Could you copy all of the records below exactly as they appear?

Data extracted from a collection:
----------

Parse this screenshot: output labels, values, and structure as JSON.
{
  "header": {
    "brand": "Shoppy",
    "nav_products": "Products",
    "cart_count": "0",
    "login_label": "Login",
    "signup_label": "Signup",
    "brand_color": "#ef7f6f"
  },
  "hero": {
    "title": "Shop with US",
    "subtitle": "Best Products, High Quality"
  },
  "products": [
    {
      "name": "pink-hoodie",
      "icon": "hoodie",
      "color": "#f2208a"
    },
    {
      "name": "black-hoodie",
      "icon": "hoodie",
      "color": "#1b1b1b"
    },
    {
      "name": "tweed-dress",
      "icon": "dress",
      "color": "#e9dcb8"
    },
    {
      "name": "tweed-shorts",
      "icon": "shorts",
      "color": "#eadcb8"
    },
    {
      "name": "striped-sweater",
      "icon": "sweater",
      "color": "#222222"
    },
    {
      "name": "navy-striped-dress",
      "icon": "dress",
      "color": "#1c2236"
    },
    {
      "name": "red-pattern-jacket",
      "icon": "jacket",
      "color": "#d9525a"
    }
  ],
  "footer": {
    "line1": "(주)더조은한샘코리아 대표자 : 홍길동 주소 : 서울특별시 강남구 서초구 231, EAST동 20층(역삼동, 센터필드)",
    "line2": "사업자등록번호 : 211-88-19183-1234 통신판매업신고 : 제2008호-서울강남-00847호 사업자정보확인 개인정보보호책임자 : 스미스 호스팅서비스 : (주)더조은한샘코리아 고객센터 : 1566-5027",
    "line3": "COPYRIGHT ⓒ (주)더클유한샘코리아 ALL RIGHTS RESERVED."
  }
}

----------

**WRITTEN RESPONSE**
Parse this screenshot: output labels, values, and structure as JSON.
{
  "header": {
    "brand": "Shoppy",
    "nav_products": "Products",
    "cart_count": "0",
    "login_label": "Login",
    "signup_label": "Signup",
    "brand_color": "#ef7f6f"
  },
  "hero": {
    "title": "Shop with US",
    "subtitle": "Best Products, High Quality"
  },
  "products": [
    {
      "name": "pink-hoodie",
      "icon": "hoodie",
      "color": "#f2208a"
    },
    {
      "name": "black-hoodie",
      "icon": "hoodie",
      "color": "#1b1b1b"
    },
    {
      "name": "tweed-dress",
      "icon": "dress",
      "color": "#e9dcb8"
    },
    {
      "name": "tweed-shorts",
      "icon": "shorts",
      "color": "#eadcb8"
    },
    {
      "name": "striped-sweater",
      "icon": "sweater",
      "color": "#222222"
    },
    {
      "name": "navy-striped-dress",
      "icon": "dress",
      "color": "#1c2236"
    },
    {
      "name": "red-pattern-jacket",
      "icon": "jacket",
      "color": "#d9525a"
    }
  ],
  "footer": {
    "line1": "(주)더조은한샘코리아 대표자 : 홍길동 주소 : 서울특별시 강남구 서초구 231, EAST동 20층(역삼동, 센터필드)",
    "line2": "사업자등록번호 : 211-88-19183-1234 통신판매업신고 : 제2008호-서울강남-00847호 사업자정보확인 개인정보보호책임자 : 스미스 호스팅서비스 : (주)더조은한샘코리아 고객센터 : 1566-5027",
    "line3": "COPYRIGHT ⓒ (주)더클유한샘코리아 ALL RIGHTS RESERVED."
  }
}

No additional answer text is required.